Panamanian music shows elements intertwined with those inherited mainly from the Spanish and Africans. It has also been influenced by neighbouring countries such as Cuba and Colombia which have left their seal in immortal pieces such as boleros (Old Panama), pasillos (Panama and Colombia) and dances ( La Reina Roja (the Red Queen), commonly known as Pesca’o).
The most popular composers are, amongst others, Alberto Galimany, Ricardo Fábrega, Máximo Arrate Boza, Vicente Gómez and Víctor Cavalli.
Today there are a number of institutions whose purpose is to disseminate Panamanian music and folklore. Some of those institutions are the National Institute of Culture, a body organizing events including poetry readings, visual arts exhibitions, dance and music band shows, and concerts by the National Symphony Orchestra.
The Music School for Young People is aimed at training the necessary performers who will fill vacancies at the Symphony Orchestra.
Many outstanding figures have arisen over the years as is the case of Roque Cordero, Jaime Ingram, Eduardo Champertier (Jr.), Damian Carles and Priscilla Filos.
Gonzalo Brenes has won a special place for his songs dedicated to childhood and adolescence. And so have Alberto Galimany and Ricardo Fábrega.

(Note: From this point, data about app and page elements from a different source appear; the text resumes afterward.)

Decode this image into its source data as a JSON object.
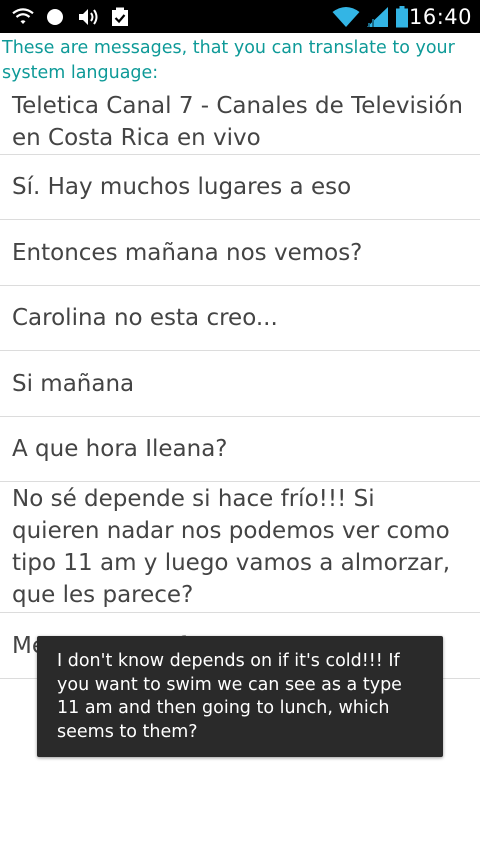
{
  "status_bar": {
    "time": "16:40",
    "icons_left": [
      "wifi-icon",
      "notification-dot-icon",
      "volume-icon",
      "clipboard-check-icon"
    ],
    "icons_right": [
      "wifi-signal-icon",
      "cell-signal-icon",
      "battery-icon"
    ]
  },
  "header": {
    "text": "These are messages, that you can translate to your system language:"
  },
  "messages": [
    "Teletica Canal 7 - Canales de Televisión en Costa Rica en vivo",
    "Sí. Hay muchos lugares a eso",
    "Entonces mañana nos vemos?",
    "Carolina no esta creo...",
    "Si mañana",
    "A que hora Ileana?",
    "No sé depende si hace frío!!! Si quieren nadar nos podemos ver como tipo 11 am y luego vamos a almorzar, que les parece?",
    "Me parece perfecto"
  ],
  "toast": {
    "text": "I don't know depends on if it's cold!!! If you want to swim we can see as a type 11 am and then going to lunch, which seems to them?"
  },
  "colors": {
    "header": "#0e9a98",
    "item_text": "#444444",
    "divider": "#dcdcdc",
    "toast_bg": "#2a2a2a",
    "status_bar_bg": "#000000",
    "status_accent": "#33b5e5"
  }
}
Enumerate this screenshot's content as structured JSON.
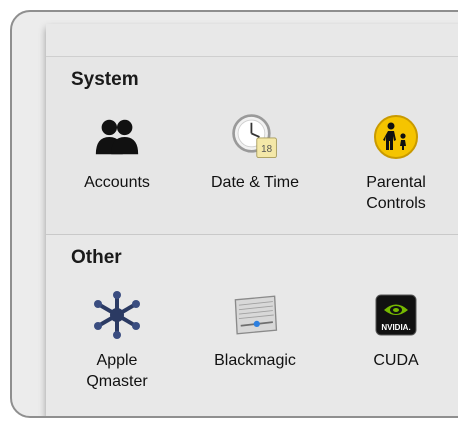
{
  "sections": {
    "system": {
      "title": "System",
      "items": [
        {
          "label": "Accounts",
          "icon": "accounts-icon"
        },
        {
          "label": "Date & Time",
          "icon": "date-time-icon",
          "calendar_day": "18"
        },
        {
          "label": "Parental\nControls",
          "icon": "parental-controls-icon"
        }
      ]
    },
    "other": {
      "title": "Other",
      "items": [
        {
          "label": "Apple\nQmaster",
          "icon": "qmaster-icon"
        },
        {
          "label": "Blackmagic",
          "icon": "blackmagic-icon"
        },
        {
          "label": "CUDA",
          "icon": "cuda-icon",
          "badge_text": "NVIDIA."
        }
      ]
    }
  },
  "colors": {
    "parental_badge": "#f5c400",
    "cuda_green": "#76b900",
    "qmaster_navy": "#2b3a63"
  }
}
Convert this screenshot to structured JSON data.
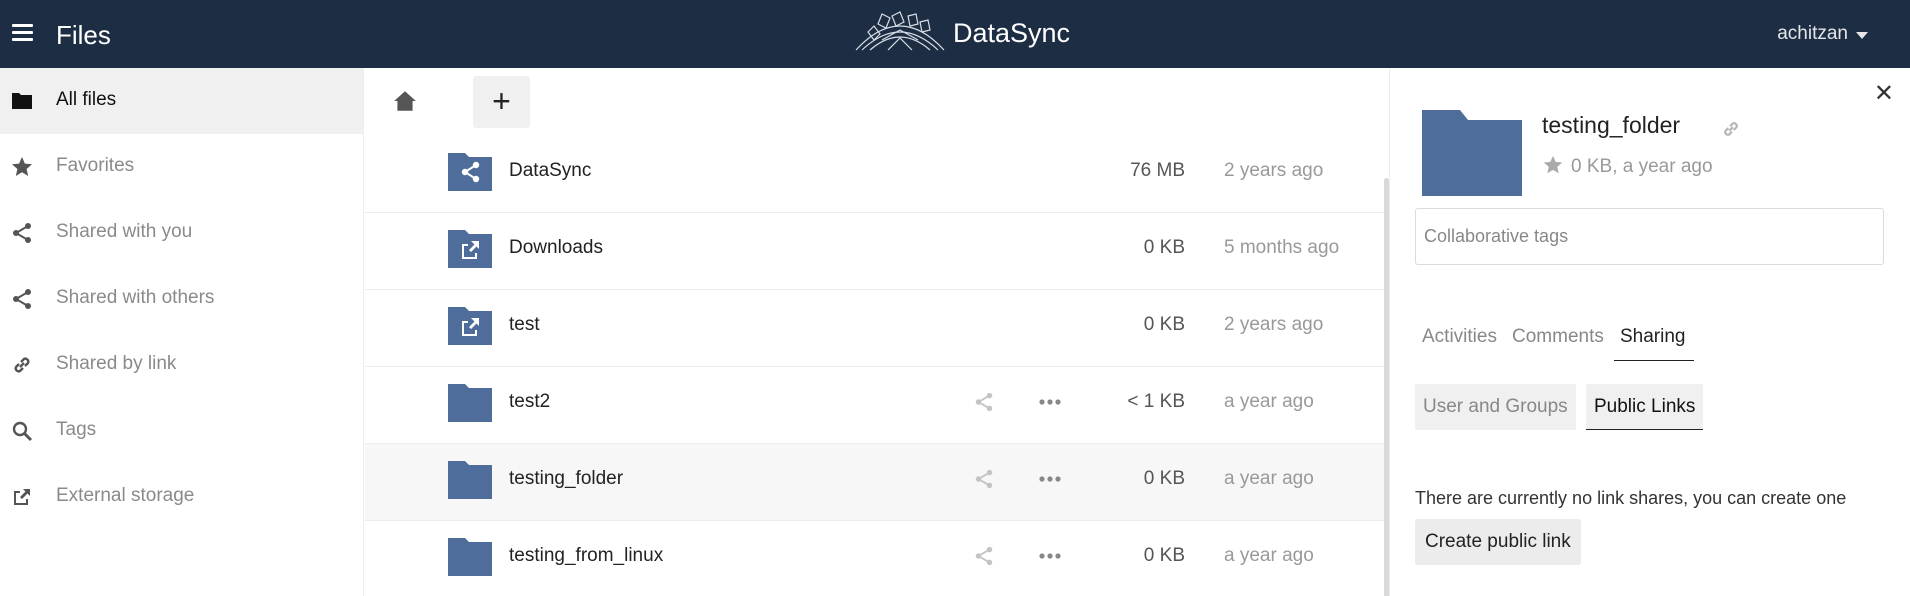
{
  "header": {
    "app_title": "Files",
    "brand": "DataSync",
    "user": "achitzan"
  },
  "sidebar": {
    "items": [
      {
        "label": "All files",
        "icon": "folder-icon",
        "active": true
      },
      {
        "label": "Favorites",
        "icon": "star-icon"
      },
      {
        "label": "Shared with you",
        "icon": "share-icon"
      },
      {
        "label": "Shared with others",
        "icon": "share-icon"
      },
      {
        "label": "Shared by link",
        "icon": "link-icon"
      },
      {
        "label": "Tags",
        "icon": "search-icon"
      },
      {
        "label": "External storage",
        "icon": "external-link-icon"
      }
    ]
  },
  "files": {
    "new_label": "+",
    "rows": [
      {
        "name": "DataSync",
        "size": "76 MB",
        "date": "2 years ago",
        "icon": "shared-folder-icon"
      },
      {
        "name": "Downloads",
        "size": "0 KB",
        "date": "5 months ago",
        "icon": "external-folder-icon"
      },
      {
        "name": "test",
        "size": "0 KB",
        "date": "2 years ago",
        "icon": "external-folder-icon"
      },
      {
        "name": "test2",
        "size": "< 1 KB",
        "date": "a year ago",
        "icon": "folder-icon"
      },
      {
        "name": "testing_folder",
        "size": "0 KB",
        "date": "a year ago",
        "icon": "folder-icon",
        "selected": true
      },
      {
        "name": "testing_from_linux",
        "size": "0 KB",
        "date": "a year ago",
        "icon": "folder-icon"
      }
    ]
  },
  "details": {
    "name": "testing_folder",
    "meta": "0 KB, a year ago",
    "tags_placeholder": "Collaborative tags",
    "tabs": [
      "Activities",
      "Comments",
      "Sharing"
    ],
    "active_tab": "Sharing",
    "subtabs": [
      "User and Groups",
      "Public Links"
    ],
    "active_subtab": "Public Links",
    "empty_message": "There are currently no link shares, you can create one",
    "create_link_label": "Create public link"
  },
  "colors": {
    "header_bg": "#1d2d44",
    "folder": "#4f6d9a"
  }
}
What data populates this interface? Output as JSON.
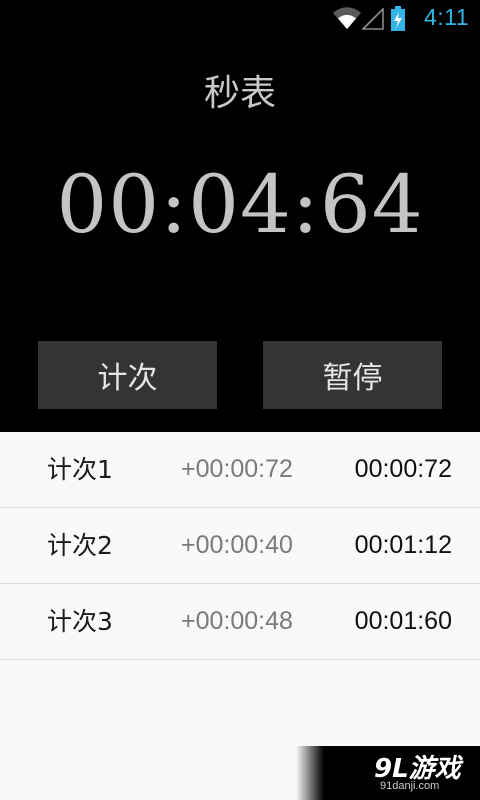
{
  "status_bar": {
    "time": "4:11",
    "icons": [
      "wifi-icon",
      "signal-icon",
      "battery-charging-icon"
    ],
    "accent_color": "#33b5e5"
  },
  "title": "秒表",
  "timer": {
    "display": "00:04:64"
  },
  "buttons": {
    "lap_label": "计次",
    "pause_label": "暂停"
  },
  "laps": [
    {
      "name": "计次1",
      "split": "+00:00:72",
      "total": "00:00:72"
    },
    {
      "name": "计次2",
      "split": "+00:00:40",
      "total": "00:01:12"
    },
    {
      "name": "计次3",
      "split": "+00:00:48",
      "total": "00:01:60"
    }
  ],
  "watermark": {
    "logo": "9L游戏",
    "site": "91danji.com"
  }
}
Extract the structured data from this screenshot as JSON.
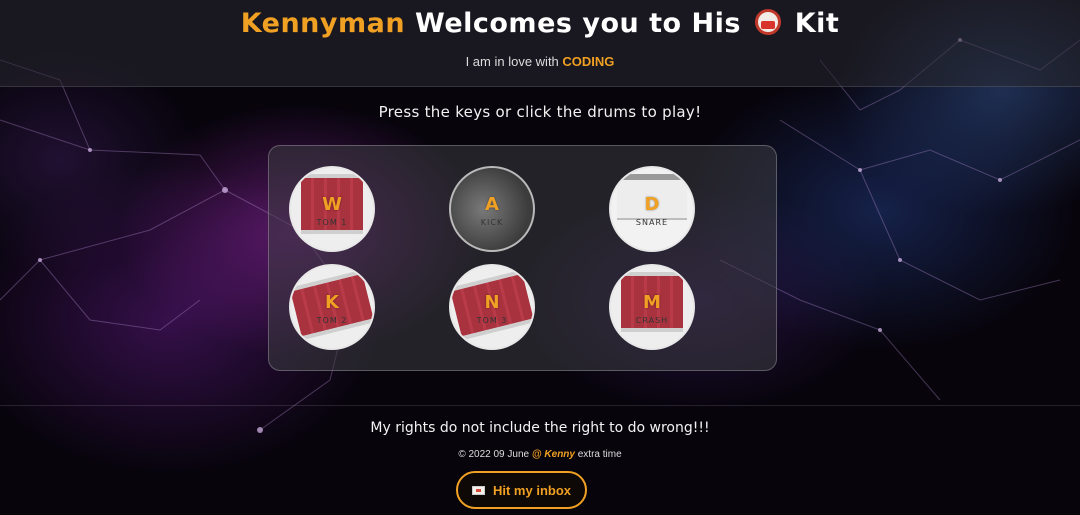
{
  "header": {
    "title_name": "Kennyman",
    "title_rest_1": " Welcomes you to His ",
    "title_icon": "drum-icon",
    "title_rest_2": " Kit",
    "subtitle_prefix": "I am in love with ",
    "subtitle_highlight": "CODING"
  },
  "instructions": "Press the keys or click the drums to play!",
  "drums": [
    {
      "key": "W",
      "name": "TOM 1"
    },
    {
      "key": "A",
      "name": "KICK"
    },
    {
      "key": "D",
      "name": "SNARE"
    },
    {
      "key": "K",
      "name": "TOM 2"
    },
    {
      "key": "N",
      "name": "TOM 3"
    },
    {
      "key": "M",
      "name": "CRASH"
    }
  ],
  "footer": {
    "quote": "My rights do not include the right to do wrong!!!",
    "copyright_prefix": "© 2022 09 June ",
    "copyright_author": "@ Kenny",
    "copyright_suffix": " extra time",
    "inbox_label": "Hit my inbox",
    "inbox_icon": "mail-icon"
  },
  "colors": {
    "accent": "#f0a022",
    "background": "#07040c"
  }
}
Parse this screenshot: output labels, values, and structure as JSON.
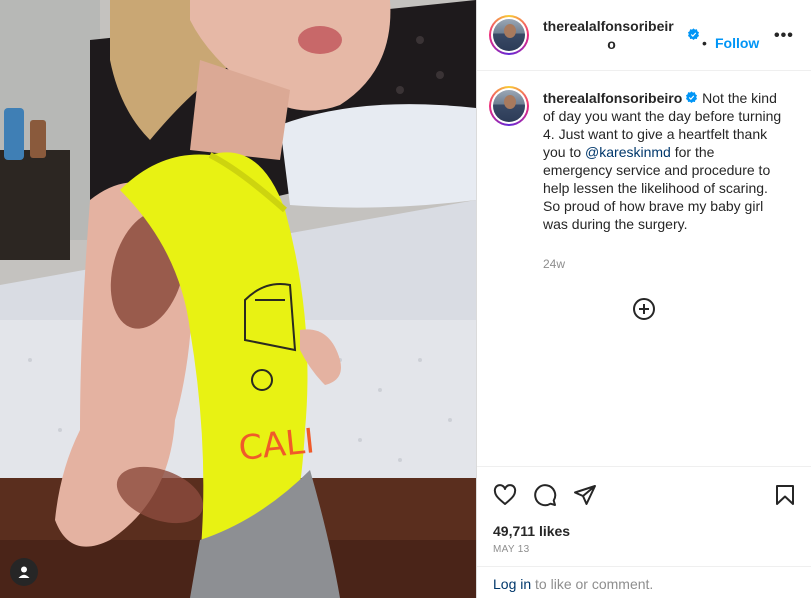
{
  "post": {
    "username": "therealalfonsoribeiro",
    "username_line1": "therealalfonsoribeir",
    "username_line2": "o",
    "dot": "•",
    "follow_label": "Follow",
    "more_label": "•••"
  },
  "caption": {
    "username": "therealalfonsoribeiro",
    "text_before_mention": "Not the kind of day you want the day before turning 4. Just want to give a heartfelt thank you to ",
    "mention": "@kareskinmd",
    "text_after_mention": " for the emergency service and procedure to help lessen the likelihood of scaring. So proud of how brave my baby girl was during the surgery.",
    "time_ago": "24w"
  },
  "stats": {
    "likes": "49,711 likes",
    "date": "MAY 13"
  },
  "login": {
    "link": "Log in",
    "rest": " to like or comment."
  },
  "icons": {
    "verified": "verified-badge-icon",
    "add_comment": "add-circle-icon",
    "like": "heart-icon",
    "comment": "speech-bubble-icon",
    "share": "paper-plane-icon",
    "save": "bookmark-icon",
    "tagged": "person-icon"
  },
  "colors": {
    "accent": "#0095f6",
    "mention": "#00376b",
    "secondary_text": "#8e8e8e",
    "divider": "#efefef"
  }
}
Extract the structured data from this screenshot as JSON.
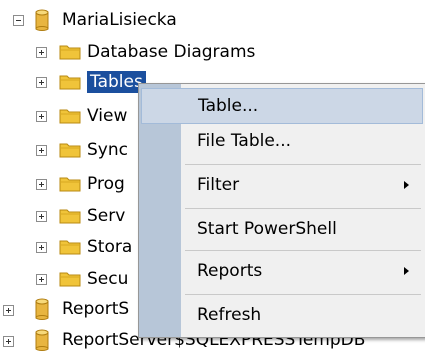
{
  "tree": {
    "root": {
      "label": "MariaLisiecka",
      "expanded": true
    },
    "children": [
      {
        "label": "Database Diagrams"
      },
      {
        "label": "Tables",
        "selected": true
      },
      {
        "label": "View"
      },
      {
        "label": "Sync"
      },
      {
        "label": "Prog"
      },
      {
        "label": "Serv"
      },
      {
        "label": "Stora"
      },
      {
        "label": "Secu"
      }
    ],
    "siblings": [
      {
        "label": "ReportS"
      },
      {
        "label": "ReportServer$SQLEXPRESSTempDB"
      }
    ]
  },
  "context_menu": {
    "items": [
      {
        "label": "Table...",
        "highlighted": true,
        "has_submenu": false
      },
      {
        "label": "File Table...",
        "has_submenu": false
      },
      {
        "label": "Filter",
        "has_submenu": true
      },
      {
        "label": "Start PowerShell",
        "has_submenu": false
      },
      {
        "label": "Reports",
        "has_submenu": true
      },
      {
        "label": "Refresh",
        "has_submenu": false
      }
    ]
  },
  "colors": {
    "selection": "#1b4f9e",
    "menu_highlight": "#ccd7e6",
    "menu_gutter": "#b7c6d8",
    "folder": "#f0c43a",
    "database": "#e8b540"
  }
}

The list of song writers could be endless. However, Rubén Blades has forever won an international place with his widely known version of Pedro Navajas.